RAW DATA below:

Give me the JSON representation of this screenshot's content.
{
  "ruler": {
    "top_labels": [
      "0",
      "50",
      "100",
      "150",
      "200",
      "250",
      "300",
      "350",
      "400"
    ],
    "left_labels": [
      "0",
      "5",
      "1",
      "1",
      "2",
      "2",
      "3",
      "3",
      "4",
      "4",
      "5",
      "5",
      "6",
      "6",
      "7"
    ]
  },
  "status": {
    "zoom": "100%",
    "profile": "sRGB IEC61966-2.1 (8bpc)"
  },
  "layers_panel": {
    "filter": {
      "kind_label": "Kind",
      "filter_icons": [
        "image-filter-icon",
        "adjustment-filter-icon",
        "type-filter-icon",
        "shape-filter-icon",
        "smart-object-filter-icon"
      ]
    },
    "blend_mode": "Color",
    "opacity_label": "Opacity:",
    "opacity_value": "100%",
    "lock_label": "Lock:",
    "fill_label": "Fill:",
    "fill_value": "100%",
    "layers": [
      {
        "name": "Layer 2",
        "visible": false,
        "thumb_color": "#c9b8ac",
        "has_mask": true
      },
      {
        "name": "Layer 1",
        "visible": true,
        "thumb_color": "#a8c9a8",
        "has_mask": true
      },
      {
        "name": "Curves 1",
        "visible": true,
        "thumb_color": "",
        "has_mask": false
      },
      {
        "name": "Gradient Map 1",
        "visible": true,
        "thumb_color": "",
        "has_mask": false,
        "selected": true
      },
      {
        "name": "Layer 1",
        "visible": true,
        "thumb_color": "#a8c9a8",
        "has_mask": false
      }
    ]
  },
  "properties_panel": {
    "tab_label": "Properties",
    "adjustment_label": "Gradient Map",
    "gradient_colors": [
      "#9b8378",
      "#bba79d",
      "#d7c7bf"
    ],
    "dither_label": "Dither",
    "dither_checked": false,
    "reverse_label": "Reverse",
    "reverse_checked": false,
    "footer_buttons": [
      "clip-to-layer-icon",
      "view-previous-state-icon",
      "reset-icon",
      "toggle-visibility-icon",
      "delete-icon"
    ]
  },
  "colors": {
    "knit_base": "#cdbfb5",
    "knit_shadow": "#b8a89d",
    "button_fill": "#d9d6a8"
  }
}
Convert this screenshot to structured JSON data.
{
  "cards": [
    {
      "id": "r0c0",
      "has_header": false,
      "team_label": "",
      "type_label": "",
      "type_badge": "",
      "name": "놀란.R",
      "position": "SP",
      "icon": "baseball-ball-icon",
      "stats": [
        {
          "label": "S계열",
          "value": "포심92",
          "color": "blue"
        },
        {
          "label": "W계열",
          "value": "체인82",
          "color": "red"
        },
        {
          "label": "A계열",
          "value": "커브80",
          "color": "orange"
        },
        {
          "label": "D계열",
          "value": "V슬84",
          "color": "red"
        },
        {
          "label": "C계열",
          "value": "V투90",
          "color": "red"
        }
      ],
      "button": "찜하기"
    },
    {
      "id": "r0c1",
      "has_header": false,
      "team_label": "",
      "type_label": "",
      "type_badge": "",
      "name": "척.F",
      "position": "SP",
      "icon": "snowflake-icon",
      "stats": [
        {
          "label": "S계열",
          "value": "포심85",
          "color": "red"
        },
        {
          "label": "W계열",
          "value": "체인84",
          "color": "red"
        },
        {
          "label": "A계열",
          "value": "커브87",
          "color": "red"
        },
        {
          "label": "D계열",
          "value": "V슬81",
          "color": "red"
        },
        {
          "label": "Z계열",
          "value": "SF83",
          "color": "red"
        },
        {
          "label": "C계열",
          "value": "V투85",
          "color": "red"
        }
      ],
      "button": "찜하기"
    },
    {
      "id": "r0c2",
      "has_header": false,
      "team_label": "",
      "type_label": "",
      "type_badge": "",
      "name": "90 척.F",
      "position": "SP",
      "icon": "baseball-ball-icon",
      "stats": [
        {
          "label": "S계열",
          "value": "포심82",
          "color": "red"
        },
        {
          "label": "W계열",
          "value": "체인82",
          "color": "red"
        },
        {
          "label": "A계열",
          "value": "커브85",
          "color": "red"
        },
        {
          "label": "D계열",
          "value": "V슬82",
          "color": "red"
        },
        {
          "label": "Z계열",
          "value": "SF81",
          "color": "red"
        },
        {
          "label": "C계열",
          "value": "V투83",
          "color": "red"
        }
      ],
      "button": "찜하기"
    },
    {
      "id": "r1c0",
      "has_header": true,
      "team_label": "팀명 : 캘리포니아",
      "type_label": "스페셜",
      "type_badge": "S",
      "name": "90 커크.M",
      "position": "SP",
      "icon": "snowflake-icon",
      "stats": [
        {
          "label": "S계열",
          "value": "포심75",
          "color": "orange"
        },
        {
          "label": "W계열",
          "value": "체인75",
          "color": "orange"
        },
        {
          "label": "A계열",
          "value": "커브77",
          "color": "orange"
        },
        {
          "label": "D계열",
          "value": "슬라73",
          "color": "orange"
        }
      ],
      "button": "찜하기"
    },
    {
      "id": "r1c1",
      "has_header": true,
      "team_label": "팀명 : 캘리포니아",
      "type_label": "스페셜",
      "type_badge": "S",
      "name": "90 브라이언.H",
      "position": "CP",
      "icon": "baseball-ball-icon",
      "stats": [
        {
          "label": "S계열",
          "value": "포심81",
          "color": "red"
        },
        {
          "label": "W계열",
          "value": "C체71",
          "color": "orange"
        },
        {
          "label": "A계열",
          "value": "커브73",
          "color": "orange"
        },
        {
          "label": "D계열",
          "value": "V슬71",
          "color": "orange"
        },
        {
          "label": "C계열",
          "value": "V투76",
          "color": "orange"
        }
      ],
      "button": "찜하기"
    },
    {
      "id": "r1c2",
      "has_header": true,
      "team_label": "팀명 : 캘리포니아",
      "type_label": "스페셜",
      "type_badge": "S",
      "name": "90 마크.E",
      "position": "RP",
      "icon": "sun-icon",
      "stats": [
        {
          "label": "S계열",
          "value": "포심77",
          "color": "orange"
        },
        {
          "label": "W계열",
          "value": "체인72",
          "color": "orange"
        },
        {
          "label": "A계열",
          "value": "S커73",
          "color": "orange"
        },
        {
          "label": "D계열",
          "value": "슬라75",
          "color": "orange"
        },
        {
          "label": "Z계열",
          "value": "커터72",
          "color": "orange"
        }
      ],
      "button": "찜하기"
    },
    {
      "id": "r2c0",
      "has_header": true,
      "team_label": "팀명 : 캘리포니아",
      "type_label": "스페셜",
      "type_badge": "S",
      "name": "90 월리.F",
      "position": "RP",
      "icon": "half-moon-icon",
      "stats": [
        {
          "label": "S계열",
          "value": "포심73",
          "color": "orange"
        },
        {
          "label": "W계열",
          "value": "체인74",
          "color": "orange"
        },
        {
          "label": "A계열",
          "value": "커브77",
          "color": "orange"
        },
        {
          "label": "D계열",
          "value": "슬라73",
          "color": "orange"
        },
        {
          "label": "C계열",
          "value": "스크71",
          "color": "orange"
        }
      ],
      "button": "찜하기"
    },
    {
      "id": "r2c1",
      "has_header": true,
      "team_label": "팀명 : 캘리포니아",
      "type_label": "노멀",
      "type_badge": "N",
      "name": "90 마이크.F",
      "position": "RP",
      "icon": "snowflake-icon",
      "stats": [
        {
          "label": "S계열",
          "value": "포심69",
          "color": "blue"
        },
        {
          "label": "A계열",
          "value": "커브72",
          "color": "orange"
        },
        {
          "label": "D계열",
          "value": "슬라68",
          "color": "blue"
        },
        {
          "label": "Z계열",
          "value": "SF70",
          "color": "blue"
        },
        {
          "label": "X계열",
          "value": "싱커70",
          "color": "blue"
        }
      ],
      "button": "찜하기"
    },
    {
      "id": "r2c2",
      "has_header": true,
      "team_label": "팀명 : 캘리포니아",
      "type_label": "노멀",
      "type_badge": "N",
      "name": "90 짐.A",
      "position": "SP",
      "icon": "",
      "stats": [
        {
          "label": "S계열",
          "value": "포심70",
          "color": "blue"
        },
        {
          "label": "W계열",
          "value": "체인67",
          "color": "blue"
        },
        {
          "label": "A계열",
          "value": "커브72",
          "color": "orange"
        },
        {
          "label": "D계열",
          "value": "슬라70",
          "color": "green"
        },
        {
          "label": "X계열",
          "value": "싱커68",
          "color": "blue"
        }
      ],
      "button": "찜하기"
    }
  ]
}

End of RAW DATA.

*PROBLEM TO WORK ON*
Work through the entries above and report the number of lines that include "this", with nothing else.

*FINAL ANSWER*
2